One year on: A Look into the impact of the Raising the Bar reforms on trade mark oppositions in Aust
First published: Euromoney’s Trade Mark Expert Guide, 17 June, 2014
Over one year has passed since the Intellectual Property Laws Amendment (Raising the Bar) Act 2012 (“RTB”) came into force on 15 April 2013. The RTB significantly changed trade mark opposition case management and procedures in Australia. This article examines the impact that the RTB changes have had in the first year of operation.
Summary of Key Raising the Bar Changes
The RTB reforms were intended to improve the efficiency of trade mark oppositions in Australia. Key changes were:
- the reduction of the opposition period from 3 months to 2 months;
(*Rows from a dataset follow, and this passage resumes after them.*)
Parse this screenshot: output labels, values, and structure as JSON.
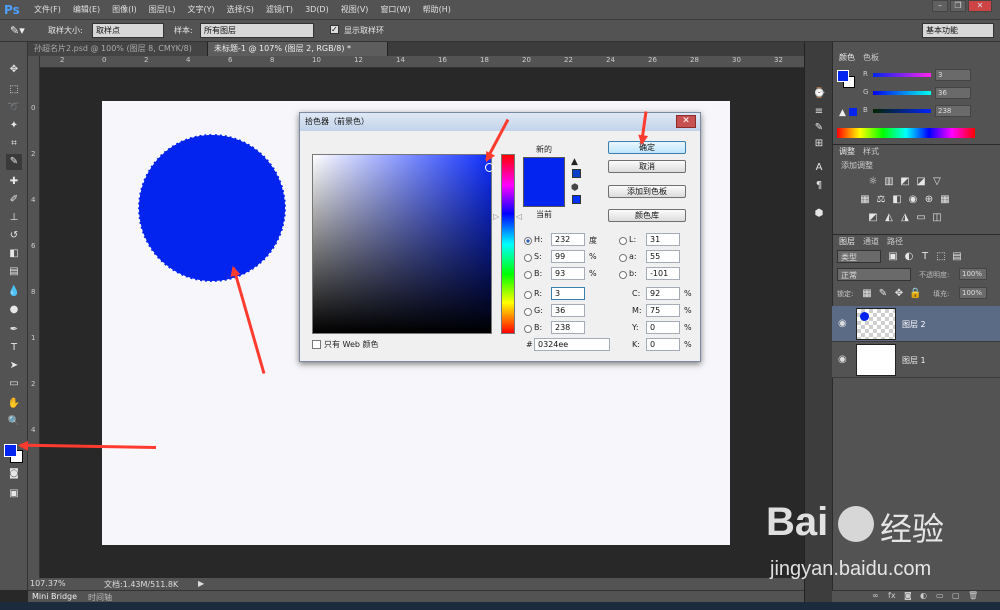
{
  "app": {
    "logo": "Ps"
  },
  "menu": [
    "文件(F)",
    "编辑(E)",
    "图像(I)",
    "图层(L)",
    "文字(Y)",
    "选择(S)",
    "滤镜(T)",
    "3D(D)",
    "视图(V)",
    "窗口(W)",
    "帮助(H)"
  ],
  "options": {
    "sample_size_label": "取样大小:",
    "sample_size_value": "取样点",
    "sample_label": "样本:",
    "sample_value": "所有图层",
    "show_ring_label": "显示取样环",
    "workspace": "基本功能"
  },
  "tabs": [
    "孙超名片2.psd @ 100% (图层 8, CMYK/8)",
    "未标题-1 @ 107% (图层 2, RGB/8) *"
  ],
  "ruler": {
    "h_ticks": [
      "2",
      "0",
      "2",
      "4",
      "6",
      "8",
      "10",
      "12",
      "14",
      "16",
      "18",
      "20",
      "22",
      "24",
      "26",
      "28",
      "30",
      "32"
    ],
    "v_ticks": [
      "0",
      "2",
      "4",
      "6",
      "8",
      "1",
      "2",
      "4"
    ]
  },
  "status": {
    "zoom": "107.37%",
    "doc": "文档:1.43M/511.8K"
  },
  "bottom_tabs": [
    "Mini Bridge",
    "时间轴"
  ],
  "color_panel": {
    "tabs": [
      "颜色",
      "色板"
    ],
    "channels": [
      {
        "name": "R",
        "value": "3"
      },
      {
        "name": "G",
        "value": "36"
      },
      {
        "name": "B",
        "value": "238"
      }
    ]
  },
  "adjust_panel": {
    "tabs": [
      "调整",
      "样式"
    ],
    "title": "添加调整"
  },
  "layers_panel": {
    "tabs": [
      "图层",
      "通道",
      "路径"
    ],
    "filter": "类型",
    "blend": "正常",
    "opacity_label": "不透明度:",
    "opacity_value": "100%",
    "lock_label": "锁定:",
    "fill_label": "填充:",
    "fill_value": "100%",
    "layers": [
      {
        "name": "图层 2",
        "selected": true
      },
      {
        "name": "图层 1",
        "selected": false
      }
    ]
  },
  "dialog": {
    "title": "拾色器（前景色）",
    "new_label": "新的",
    "current_label": "当前",
    "buttons": {
      "ok": "确定",
      "cancel": "取消",
      "add_swatch": "添加到色板",
      "libraries": "颜色库"
    },
    "fields": {
      "H": {
        "label": "H:",
        "value": "232",
        "unit": "度"
      },
      "S": {
        "label": "S:",
        "value": "99",
        "unit": "%"
      },
      "Bv": {
        "label": "B:",
        "value": "93",
        "unit": "%"
      },
      "R": {
        "label": "R:",
        "value": "3"
      },
      "G": {
        "label": "G:",
        "value": "36"
      },
      "B": {
        "label": "B:",
        "value": "238"
      },
      "L": {
        "label": "L:",
        "value": "31"
      },
      "a": {
        "label": "a:",
        "value": "55"
      },
      "b": {
        "label": "b:",
        "value": "-101"
      },
      "C": {
        "label": "C:",
        "value": "92",
        "unit": "%"
      },
      "M": {
        "label": "M:",
        "value": "75",
        "unit": "%"
      },
      "Y": {
        "label": "Y:",
        "value": "0",
        "unit": "%"
      },
      "K": {
        "label": "K:",
        "value": "0",
        "unit": "%"
      }
    },
    "hex_label": "#",
    "hex_value": "0324ee",
    "web_only_label": "只有 Web 颜色"
  },
  "colors": {
    "foreground": "#0324ee",
    "accent_arrow": "#ff3b30"
  },
  "watermark": {
    "brand": "Bai",
    "brand_suffix": "经验",
    "url": "jingyan.baidu.com"
  }
}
- opponents must file a “Notice of Intention to Oppose” followed by a “Statement of Grounds and Particulars” (“SGP”) stating the grounds and particulars upon which it intends to rely;
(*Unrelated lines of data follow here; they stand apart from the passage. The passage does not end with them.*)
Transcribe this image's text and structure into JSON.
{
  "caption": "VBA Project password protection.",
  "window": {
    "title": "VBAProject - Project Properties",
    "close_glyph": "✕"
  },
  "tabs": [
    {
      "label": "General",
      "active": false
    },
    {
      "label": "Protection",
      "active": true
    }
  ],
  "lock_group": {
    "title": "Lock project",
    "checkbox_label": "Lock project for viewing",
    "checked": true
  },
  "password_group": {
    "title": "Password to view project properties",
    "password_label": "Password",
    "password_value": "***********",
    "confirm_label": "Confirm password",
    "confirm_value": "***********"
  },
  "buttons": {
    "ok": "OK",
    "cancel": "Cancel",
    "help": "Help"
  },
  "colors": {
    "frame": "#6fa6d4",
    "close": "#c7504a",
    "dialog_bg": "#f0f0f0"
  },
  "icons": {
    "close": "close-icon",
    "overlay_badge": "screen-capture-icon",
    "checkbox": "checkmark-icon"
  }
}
- it is no longer possible to seek an extension of time to file the Notice of Intention to Oppose or evidence on the ground that the parties are negotiating or on the basis that further time is required for investigations;
- two 6 month cooling off periods may be requested after the SGP has been filed, but only with the consent of both parties; and
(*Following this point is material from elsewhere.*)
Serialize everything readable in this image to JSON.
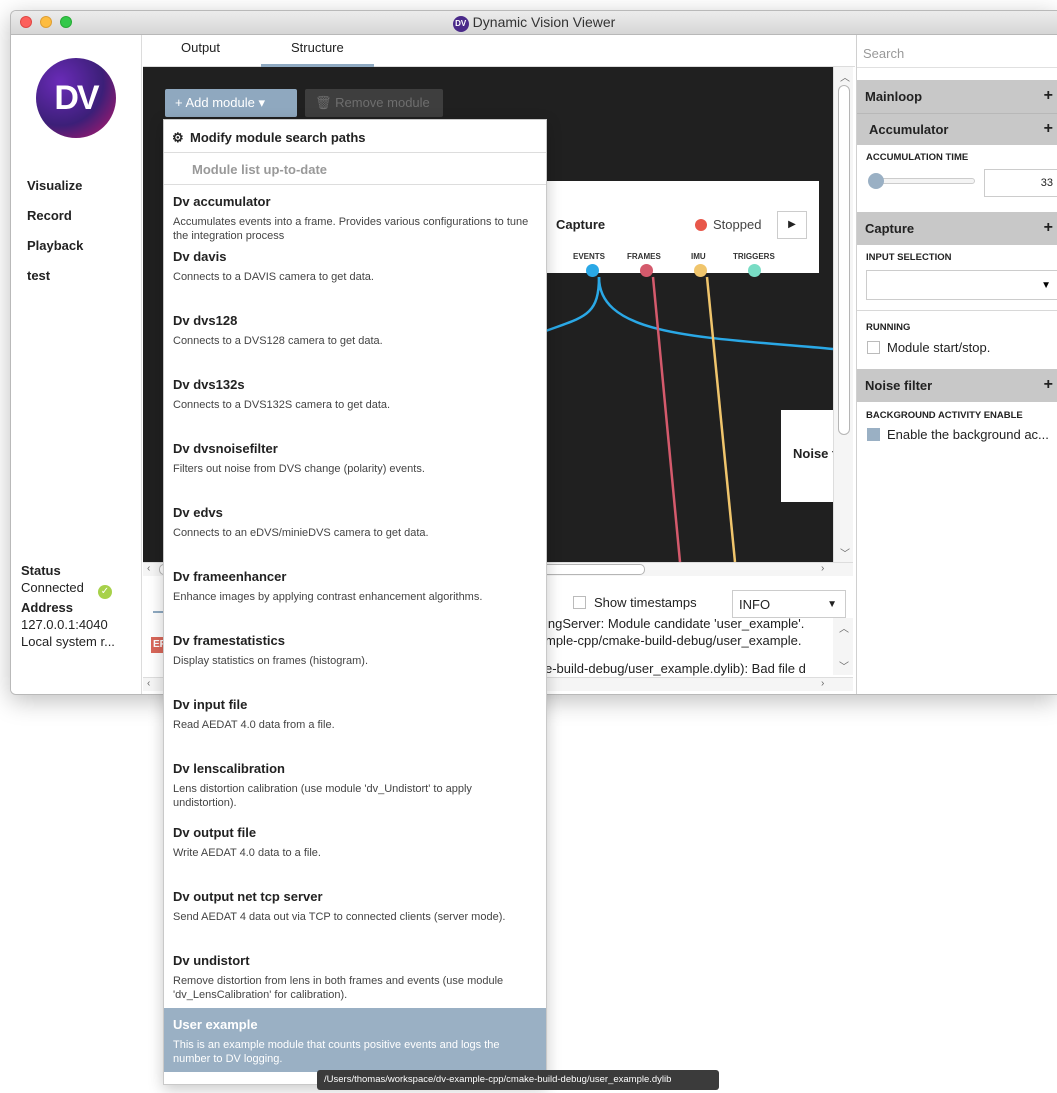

- formal provisions allowing for filing Further evidence after the normal evidentary stages, have been removed.
Impact of RTB to date
The following table provides a comparison of the number of opposition requests made before and after the RTB reforms were introduced:
* Source: IP Australia
The data demonstrates that there has been a significant reduction in the number of requests for extensions of time to file the Notice of Opposition/Intention to Oppose but an increase in the filing of such Notices. This may be the result of no longer being able to obtain an extension of time to file the Notice of Intention to Oppose on the ground of research and negotiations and the shortened opposition period, which might encourage filing the Notice of Intention to Oppose to preserve an Opponent’s position while it decides whether it will pursue opposition.
Applications for extensions of time to file evidence have also reduced, which may be attributed to the increased difficulty in obtaining extensions. In order to be granted an extension of time to file evidence, the applicant must demonstrate that they have made all reasonable efforts to comply with filing requirements and that they have acted promptly and diligently at all times. The Trade Marks Office has to date interpreted this provision fairly strictly.
Unintended Consequences and Issues Yet to be Ironed Out
- Although there has been an increase in the number of parties seeking suspension/cooling-off since the RTB reforms came into effect, it is apparent that some parties, despite being actively engaged in negotiations, do not consent to cooling-off period for strategic reasons. Apart from the proper conduct of good faith negotiations, a party who does not have an upcoming evidentiary deadline has little incentive to agree to enter into a cooling-off period. This places extensive pressure on the other party to file evidence within the statutory period, as under the Regulations, the conduct of negotiations are specifically excluded as a factor supporting an extension of time to file evidence. Accordingly, if parties are negotiating but one party does not agree to a cooling off period, it is currently in the best interests of the other party to continue with evidence preparation notwithstanding the likelihood that the matter will settle.
This unintended consequence has been raised with IP Australia through the Institute of Patent and Trade Mark Attorneys (IPTA) and it is hoped that this loophole will be fixed in the near future.
- The limited grounds available to parties to seek an extension of time to file evidence also raises some concerns with regard to the inadvertent waiving of attorney-client privilege. In particular in order to be satisfied that a party has made all reasonable efforts to comply with filing requirements and has acted promptly and diligently at all times, the Office has in some cases required an extension of time applicant to provide a time line of events describing what steps the applicant has taken during the evidentiary period. In order to provide such a time line, a description of both the attorney’s and their client’s conduct will be relevant. Care must be taken to ensure that sufficient information is provided to satisfy the Office but not to the extent that attorney-client privilege is inadvertently waived. Once again this issue has been raised with IP Australia through IPTA in the hope that the Trade Marks Office will modify its practice.